    “was quietly one the best players of his time”

    For this reason he doesn’t stand a chance. He deserves to be in, but he hurt himself by being a quiet team player with star numbers. Maybe if he had showboated more or engaged in some blatant self-promotion, more voters would remember him for the valuable player he was.

  • Baseball Fan

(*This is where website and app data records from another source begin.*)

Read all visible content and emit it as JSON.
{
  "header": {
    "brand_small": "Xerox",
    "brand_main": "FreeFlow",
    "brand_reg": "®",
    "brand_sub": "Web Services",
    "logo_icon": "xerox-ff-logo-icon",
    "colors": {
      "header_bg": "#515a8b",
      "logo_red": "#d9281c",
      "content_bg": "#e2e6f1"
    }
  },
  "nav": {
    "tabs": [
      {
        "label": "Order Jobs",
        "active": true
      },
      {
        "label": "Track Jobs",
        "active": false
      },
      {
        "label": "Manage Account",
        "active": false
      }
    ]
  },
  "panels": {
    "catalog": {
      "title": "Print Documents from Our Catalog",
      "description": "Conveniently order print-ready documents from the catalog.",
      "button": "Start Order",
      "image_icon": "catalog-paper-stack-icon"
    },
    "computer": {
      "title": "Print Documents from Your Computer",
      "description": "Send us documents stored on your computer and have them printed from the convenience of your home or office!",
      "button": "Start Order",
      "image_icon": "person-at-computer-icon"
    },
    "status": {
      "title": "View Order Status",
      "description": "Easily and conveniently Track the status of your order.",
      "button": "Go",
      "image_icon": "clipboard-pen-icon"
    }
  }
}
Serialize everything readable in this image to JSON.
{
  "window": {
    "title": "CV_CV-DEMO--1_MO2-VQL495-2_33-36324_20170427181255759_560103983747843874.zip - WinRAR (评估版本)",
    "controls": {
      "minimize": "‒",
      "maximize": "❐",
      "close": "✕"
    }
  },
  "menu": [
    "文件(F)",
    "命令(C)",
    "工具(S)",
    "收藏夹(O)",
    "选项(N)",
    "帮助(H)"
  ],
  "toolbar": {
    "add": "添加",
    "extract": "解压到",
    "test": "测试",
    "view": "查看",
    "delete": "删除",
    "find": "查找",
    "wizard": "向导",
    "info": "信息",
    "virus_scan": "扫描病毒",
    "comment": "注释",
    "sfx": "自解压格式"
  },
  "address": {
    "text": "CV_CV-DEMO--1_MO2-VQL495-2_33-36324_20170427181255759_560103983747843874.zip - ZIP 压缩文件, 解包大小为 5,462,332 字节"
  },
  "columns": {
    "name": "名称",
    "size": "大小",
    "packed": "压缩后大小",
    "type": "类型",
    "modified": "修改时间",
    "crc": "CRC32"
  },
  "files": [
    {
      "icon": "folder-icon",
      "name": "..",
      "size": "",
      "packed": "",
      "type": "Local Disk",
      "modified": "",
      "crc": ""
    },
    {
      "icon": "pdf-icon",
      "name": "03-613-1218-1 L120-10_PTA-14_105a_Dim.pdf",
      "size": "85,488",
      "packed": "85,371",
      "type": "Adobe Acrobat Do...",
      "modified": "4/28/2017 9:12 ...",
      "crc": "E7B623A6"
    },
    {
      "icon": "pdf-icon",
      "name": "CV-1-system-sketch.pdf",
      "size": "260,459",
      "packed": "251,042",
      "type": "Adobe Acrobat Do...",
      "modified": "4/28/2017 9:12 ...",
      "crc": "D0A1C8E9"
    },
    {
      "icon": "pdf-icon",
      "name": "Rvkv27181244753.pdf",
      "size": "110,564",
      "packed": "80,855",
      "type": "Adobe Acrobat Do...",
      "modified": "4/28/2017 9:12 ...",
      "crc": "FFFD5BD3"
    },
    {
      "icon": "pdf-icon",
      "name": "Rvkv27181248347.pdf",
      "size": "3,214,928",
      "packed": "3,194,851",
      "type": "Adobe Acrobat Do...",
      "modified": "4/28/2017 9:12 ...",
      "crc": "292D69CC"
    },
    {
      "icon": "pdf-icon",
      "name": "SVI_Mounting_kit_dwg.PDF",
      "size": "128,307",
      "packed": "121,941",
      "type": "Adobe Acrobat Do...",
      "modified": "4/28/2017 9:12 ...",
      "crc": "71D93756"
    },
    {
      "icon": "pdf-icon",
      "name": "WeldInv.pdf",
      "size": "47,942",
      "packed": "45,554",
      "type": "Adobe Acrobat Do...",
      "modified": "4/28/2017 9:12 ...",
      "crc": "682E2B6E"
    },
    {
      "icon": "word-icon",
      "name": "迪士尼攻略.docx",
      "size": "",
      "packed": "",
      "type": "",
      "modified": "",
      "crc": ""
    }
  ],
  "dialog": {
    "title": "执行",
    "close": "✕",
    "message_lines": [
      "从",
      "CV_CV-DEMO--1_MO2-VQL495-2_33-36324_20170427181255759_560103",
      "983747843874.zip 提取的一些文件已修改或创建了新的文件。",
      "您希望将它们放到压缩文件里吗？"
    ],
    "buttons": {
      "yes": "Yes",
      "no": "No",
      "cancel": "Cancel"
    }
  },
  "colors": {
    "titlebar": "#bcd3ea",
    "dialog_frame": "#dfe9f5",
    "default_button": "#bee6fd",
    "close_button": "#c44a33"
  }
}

    Dwight Evans is a typical over rated Red Sox slow slugger. Take him out of Fenway park and his numbers are not even worth mentioning. 1981, a season James touts Evans, he hit 15 home runs in Fenway (strike season) but just 7 on the road. His career slugging avergae is .505 at Fenway, and a paltry .437 on the road. He hit .283 at home and a pedestrian .261 on the road. Evans was a fine player, but his numbers were inflated by playing at Fenway. Put him in the Oakland Coliseum and he hits in the .240s. There is a reason the Red Sox went 86 years without winning a championship and it is because slow slugging players look more valuable from inflated stats than they really were. Evans is a prime example.